Prevention of Spotted Lanternfly Infestation in Vineyards Using a Physical Barrier

Project Overview

Project Type: Farmer
Funds awarded in 2021: $14,996.00
Projected End Date: 02/29/2024
Grant Recipient: M&M Vineyards
Region: Northeast
State: Pennsylvania
Project Leader:


  • Fruits: grapes


  • Pest Management: integrated pest management, physical control

    Proposal summary:

    We propose to test a physical barrier to stop the invasion of spotted lanternfly (SLF) into commercial vineyards. This barrier will be cost effective and greatly diminish insecticide applications. SLF is an invasive planthopper native to Asia. It was first discovered in Pennsylvania in 2014 and has since spread to 9 eastern states. SLF feeds on sap from plants with a strong preference for economically important commodities including grapes. This feeding reduces vine health and vine’s ability to survive winter conditions. Within the past three years, growers have increased their insecticide applications by 250% as compared to before the SLF infestation (7). Recent estimates suggest that SLF could cause estimated damage $325 million per year if uncontrolled. The PA wine industry values over $1.4 billion per year, ranks 5th in grape production nationally, and has over 300 wineries. If the damage from SLF continues in vineyards, the economic losses from this insect could be staggering. The current management approach for SLF is the prophylactic application of insecticides (every 3-5 days). However, while SLF are killed from insecticide applications, this approach can still be ineffective from rapid re-infestation of SLF from the surrounding landscape (6). This proposal seeks to erect a 40’ high physical barrier surrounding the vineyard to prevent SLF migration from the surrounding landscape.
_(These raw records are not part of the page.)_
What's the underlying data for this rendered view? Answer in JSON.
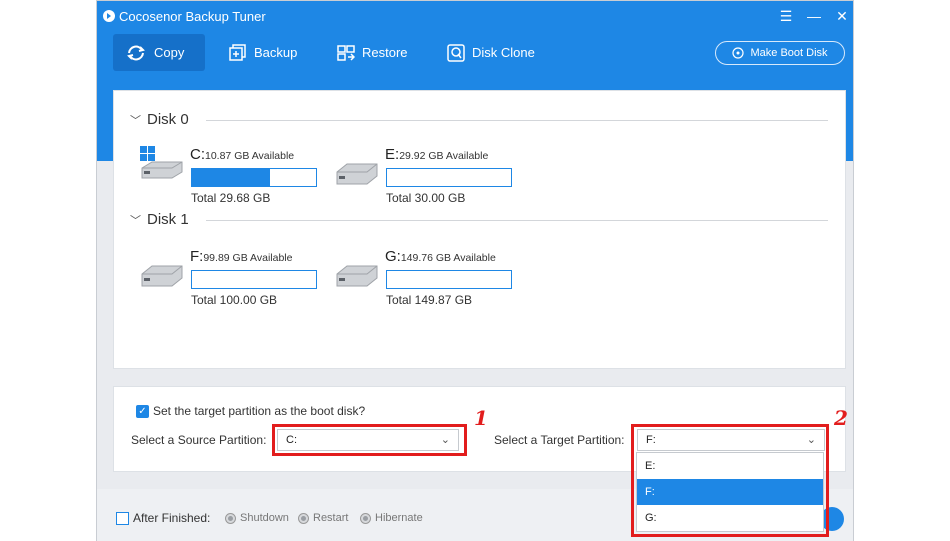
{
  "app": {
    "title": "Cocosenor Backup Tuner"
  },
  "window_controls": {
    "menu": "☰",
    "minimize": "—",
    "close": "✕"
  },
  "nav": {
    "tabs": [
      {
        "label": "Copy",
        "icon": "copy-icon",
        "active": true
      },
      {
        "label": "Backup",
        "icon": "backup-icon"
      },
      {
        "label": "Restore",
        "icon": "restore-icon"
      },
      {
        "label": "Disk Clone",
        "icon": "disk-clone-icon"
      }
    ],
    "boot_button": {
      "label": "Make Boot Disk",
      "icon": "boot-disk-icon"
    }
  },
  "disks": [
    {
      "name": "Disk 0",
      "partitions": [
        {
          "letter": "C:",
          "available": "10.87 GB Available",
          "total": "Total 29.68 GB",
          "used_fraction": 0.63,
          "icon": "windows-drive-icon"
        },
        {
          "letter": "E:",
          "available": "29.92 GB Available",
          "total": "Total 30.00 GB",
          "used_fraction": 0.0,
          "icon": "drive-icon"
        }
      ]
    },
    {
      "name": "Disk 1",
      "partitions": [
        {
          "letter": "F:",
          "available": "99.89 GB Available",
          "total": "Total 100.00 GB",
          "used_fraction": 0.0,
          "icon": "drive-icon"
        },
        {
          "letter": "G:",
          "available": "149.76 GB Available",
          "total": "Total 149.87 GB",
          "used_fraction": 0.0,
          "icon": "drive-icon"
        }
      ]
    }
  ],
  "options": {
    "boot_checkbox_label": "Set the target partition as the boot disk?",
    "boot_checked": true,
    "source_label": "Select a Source Partition:",
    "source_value": "C:",
    "target_label": "Select a Target Partition:",
    "target_value": "F:",
    "target_options": [
      "E:",
      "F:",
      "G:"
    ],
    "target_selected_index": 1
  },
  "annotations": {
    "marker_1": "1",
    "marker_2": "2"
  },
  "footer": {
    "after_finished_label": "After Finished:",
    "radios": [
      "Shutdown",
      "Restart",
      "Hibernate"
    ]
  },
  "colors": {
    "accent": "#1e87e5",
    "annotation_red": "#e21d1d"
  }
}
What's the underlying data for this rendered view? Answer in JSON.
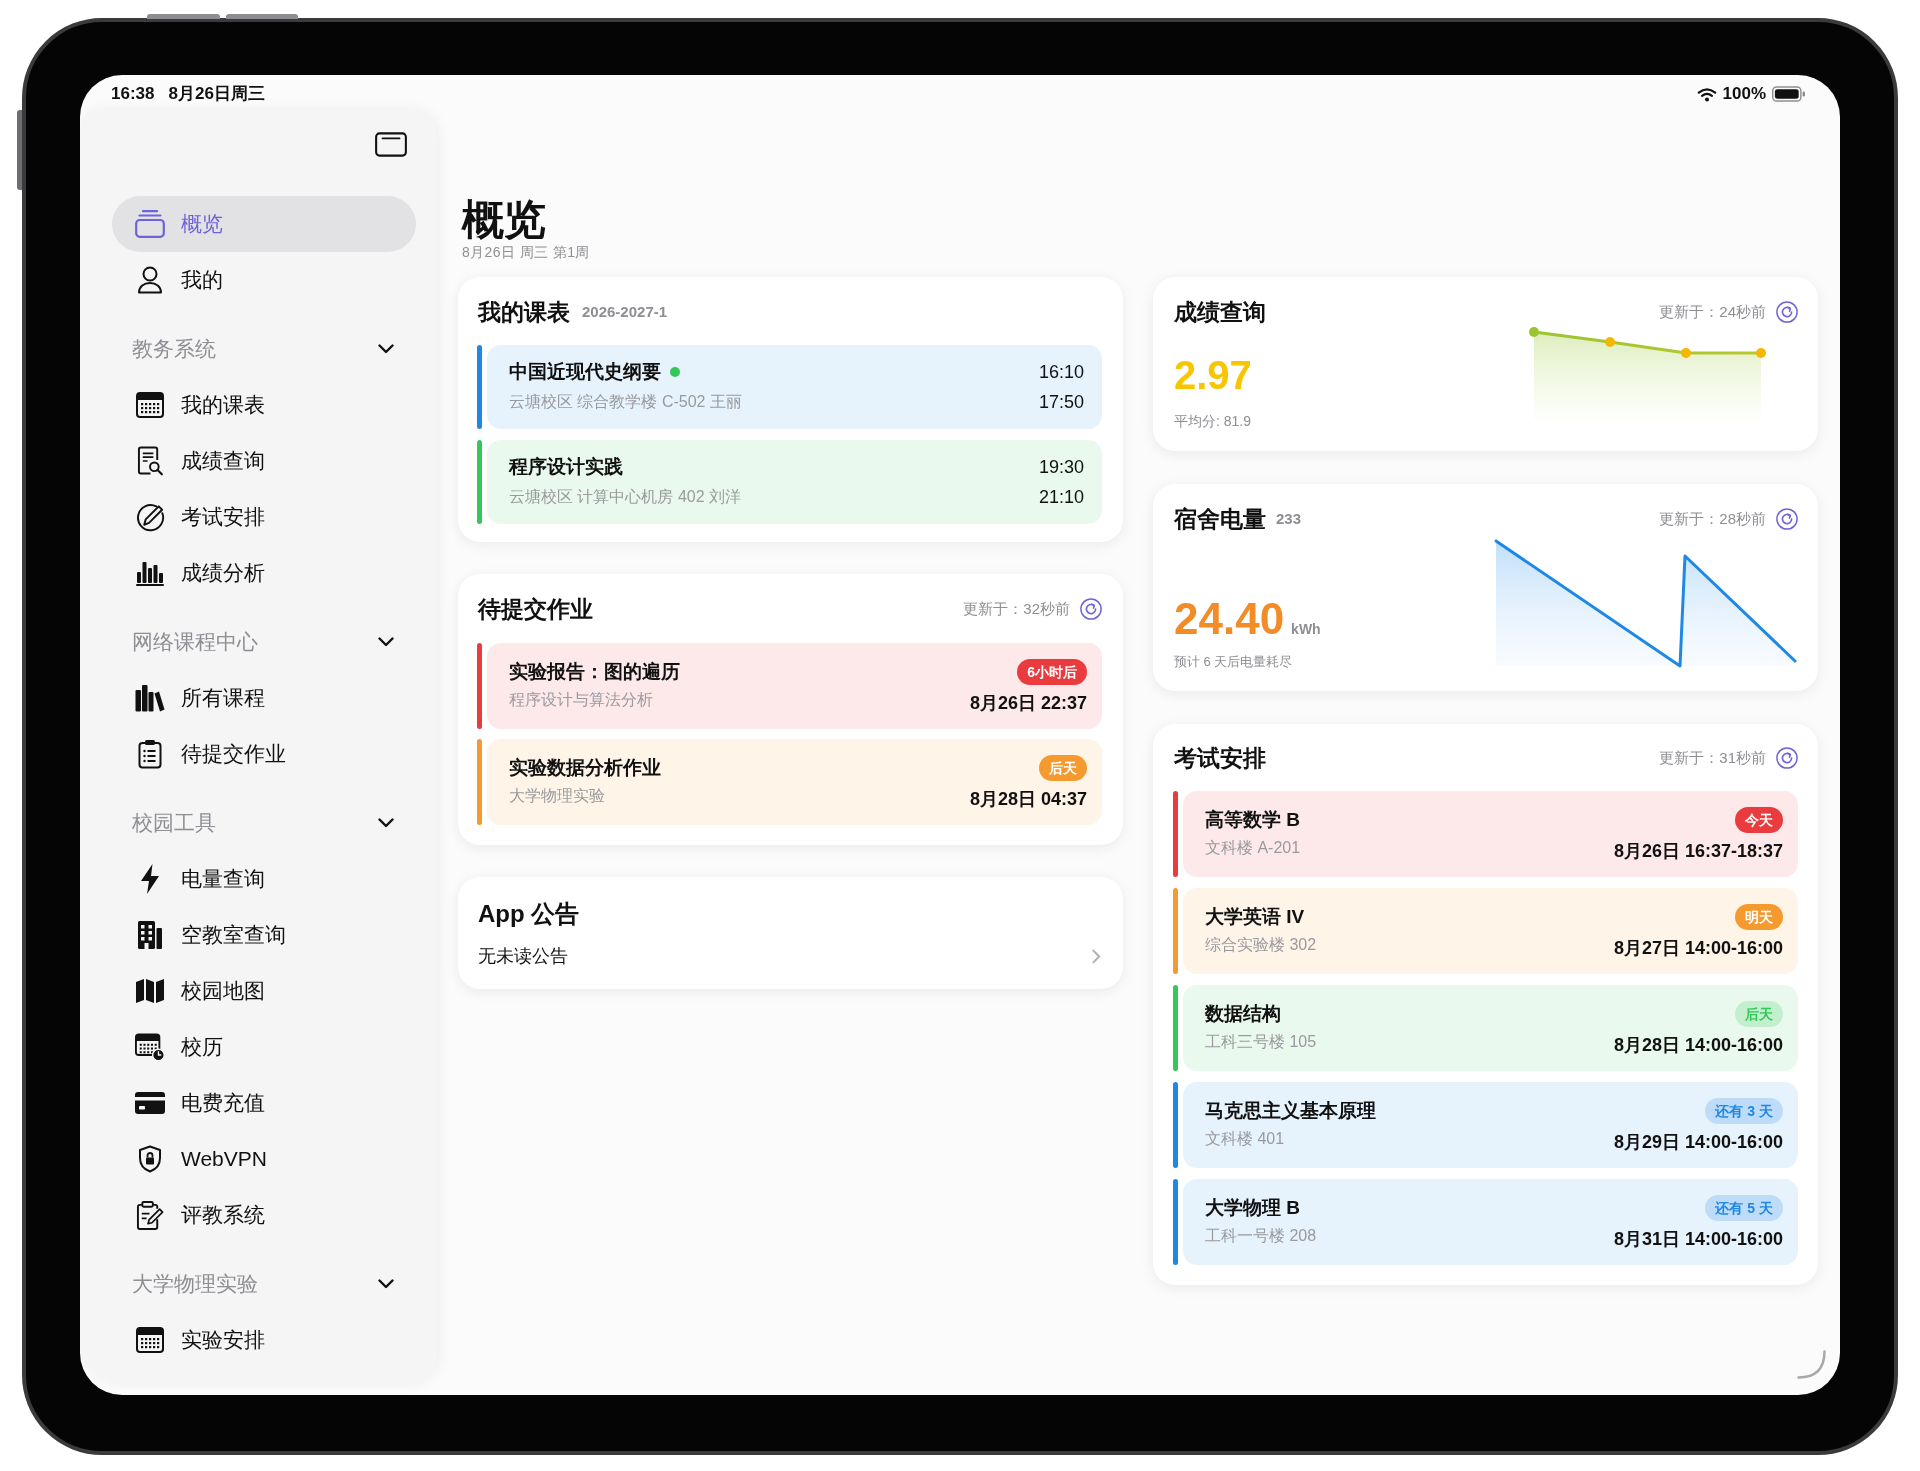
{
  "status_bar": {
    "time": "16:38",
    "date": "8月26日周三",
    "battery_text": "100%"
  },
  "sidebar": {
    "items": [
      {
        "label": "概览",
        "selected": true
      },
      {
        "label": "我的",
        "selected": false
      }
    ],
    "sections": [
      {
        "title": "教务系统",
        "expanded": true,
        "items": [
          {
            "label": "我的课表",
            "selected": false
          },
          {
            "label": "成绩查询",
            "selected": false
          },
          {
            "label": "考试安排",
            "selected": false
          },
          {
            "label": "成绩分析",
            "selected": false
          }
        ]
      },
      {
        "title": "网络课程中心",
        "expanded": true,
        "items": [
          {
            "label": "所有课程",
            "selected": false
          },
          {
            "label": "待提交作业",
            "selected": false
          }
        ]
      },
      {
        "title": "校园工具",
        "expanded": true,
        "items": [
          {
            "label": "电量查询",
            "selected": false
          },
          {
            "label": "空教室查询",
            "selected": false
          },
          {
            "label": "校园地图",
            "selected": false
          },
          {
            "label": "校历",
            "selected": false
          },
          {
            "label": "电费充值",
            "selected": false
          },
          {
            "label": "WebVPN",
            "selected": false
          },
          {
            "label": "评教系统",
            "selected": false
          }
        ]
      },
      {
        "title": "大学物理实验",
        "expanded": true,
        "items": [
          {
            "label": "实验安排",
            "selected": false
          }
        ]
      }
    ]
  },
  "page": {
    "title": "概览",
    "subtitle": "8月26日 周三 第1周"
  },
  "schedule": {
    "title": "我的课表",
    "term": "2026-2027-1",
    "rows": [
      {
        "course": "中国近现代史纲要",
        "live": true,
        "details": "云塘校区 综合教学楼 C-502 王丽",
        "start": "16:10",
        "end": "17:50",
        "color": "#1e88e5"
      },
      {
        "course": "程序设计实践",
        "live": false,
        "details": "云塘校区 计算中心机房 402 刘洋",
        "start": "19:30",
        "end": "21:10",
        "color": "#34c759"
      }
    ]
  },
  "homework": {
    "title": "待提交作业",
    "updated": "更新于：32秒前",
    "rows": [
      {
        "kind": "solid",
        "title": "实验报告：图的遍历",
        "course": "程序设计与算法分析",
        "badge": "6小时后",
        "due": "8月26日 22:37",
        "color": "#ea3b3f"
      },
      {
        "kind": "solid",
        "title": "实验数据分析作业",
        "course": "大学物理实验",
        "badge": "后天",
        "due": "8月28日 04:37",
        "color": "#f59a2e"
      }
    ]
  },
  "announcements": {
    "title": "App 公告",
    "message": "无未读公告"
  },
  "grades": {
    "title": "成绩查询",
    "updated": "更新于：24秒前",
    "gpa": "2.97",
    "average": "平均分: 81.9"
  },
  "electricity": {
    "title": "宿舍电量",
    "room": "233",
    "updated": "更新于：28秒前",
    "balance": "24.40",
    "unit": "kWh",
    "forecast": "预计 6 天后电量耗尽"
  },
  "exams": {
    "title": "考试安排",
    "updated": "更新于：31秒前",
    "rows": [
      {
        "kind": "solid",
        "course": "高等数学 B",
        "room": "文科楼 A-201",
        "badge": "今天",
        "time": "8月26日 16:37-18:37",
        "color": "#ea3b3f"
      },
      {
        "kind": "solid",
        "course": "大学英语 IV",
        "room": "综合实验楼 302",
        "badge": "明天",
        "time": "8月27日 14:00-16:00",
        "color": "#f59a2e"
      },
      {
        "kind": "soft",
        "course": "数据结构",
        "room": "工科三号楼 105",
        "badge": "后天",
        "time": "8月28日 14:00-16:00",
        "color": "#34c759"
      },
      {
        "kind": "soft",
        "course": "马克思主义基本原理",
        "room": "文科楼 401",
        "badge": "还有 3 天",
        "time": "8月29日 14:00-16:00",
        "color": "#1e88e5"
      },
      {
        "kind": "soft",
        "course": "大学物理 B",
        "room": "工科一号楼 208",
        "badge": "还有 5 天",
        "time": "8月31日 14:00-16:00",
        "color": "#1e88e5"
      }
    ]
  }
}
Notably, this measure would both decrease the use of insecticide applications and the number of SLF in the vineyard. We emphasize the need to rapidly develop new methods in controlling this significant pest in vineyards.

    Project objectives from proposal:

    The proposal seeks to address if a physical barrier would intercept adult SLF migration from the surrounding landscape into our vineyard. Followings are the key methods to assess efficacy of the treatment:

    1. In early spring 2021, the number of egg masses per vine will be counted (reflecting 2020 SLF presence) and this will serve as a baseline for year 2022 egg masses counts (reflecting 2021 presence).
    2. The amount of sooty mold on leaves will be recorded on the vines both within and outside of the barrier. similar data during 2020 growing season were collected and will serve as baseline for the intensity of SLF presence in the vineyard in 2021.
    3. The number of dead SLF at the base of the netting wall will be counted regularly. This will provide a metric of how many SLF have been prevented from entering the vineyard.
    4. The number of SLF per vine in the untreated (no barrier) and treated (protected with barrier) areas will be counted throughout the season to assess effectiveness of the barrier.

    If successful, this method provides a practical, economical and perhaps the only sustainable agriculture solution currently to prevent SLF damage in vineyards of all sizes.

    Any opinions, findings, conclusions, or recommendations expressed in this publication are those of the author(s) and do not necessarily reflect the view of the U.S. Department of Agriculture or SARE.